(Dataset rows for apps and sites)
····················

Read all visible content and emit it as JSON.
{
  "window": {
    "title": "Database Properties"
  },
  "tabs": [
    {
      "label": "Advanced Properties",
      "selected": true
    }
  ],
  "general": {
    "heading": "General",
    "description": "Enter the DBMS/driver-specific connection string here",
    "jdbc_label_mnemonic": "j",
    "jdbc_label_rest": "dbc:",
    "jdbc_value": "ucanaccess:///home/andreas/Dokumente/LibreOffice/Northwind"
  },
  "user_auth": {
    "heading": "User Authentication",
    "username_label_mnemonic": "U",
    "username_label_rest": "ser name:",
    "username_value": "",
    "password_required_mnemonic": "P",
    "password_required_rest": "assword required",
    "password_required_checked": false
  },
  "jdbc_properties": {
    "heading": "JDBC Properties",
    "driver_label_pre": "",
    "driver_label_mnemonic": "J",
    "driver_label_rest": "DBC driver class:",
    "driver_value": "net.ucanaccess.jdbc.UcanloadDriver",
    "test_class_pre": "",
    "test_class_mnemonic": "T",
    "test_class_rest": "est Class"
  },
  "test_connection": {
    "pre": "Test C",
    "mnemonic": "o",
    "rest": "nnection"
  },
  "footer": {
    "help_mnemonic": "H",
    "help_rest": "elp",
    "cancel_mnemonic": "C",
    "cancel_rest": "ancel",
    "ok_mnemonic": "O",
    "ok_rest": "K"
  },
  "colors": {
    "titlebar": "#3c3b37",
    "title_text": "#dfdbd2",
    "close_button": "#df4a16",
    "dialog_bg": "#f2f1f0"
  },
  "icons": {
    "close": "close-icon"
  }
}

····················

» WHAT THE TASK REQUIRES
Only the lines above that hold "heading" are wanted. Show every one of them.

» COMPLETED EXERCISE
    "heading": "General",
    "heading": "User Authentication",
    "heading": "JDBC Properties",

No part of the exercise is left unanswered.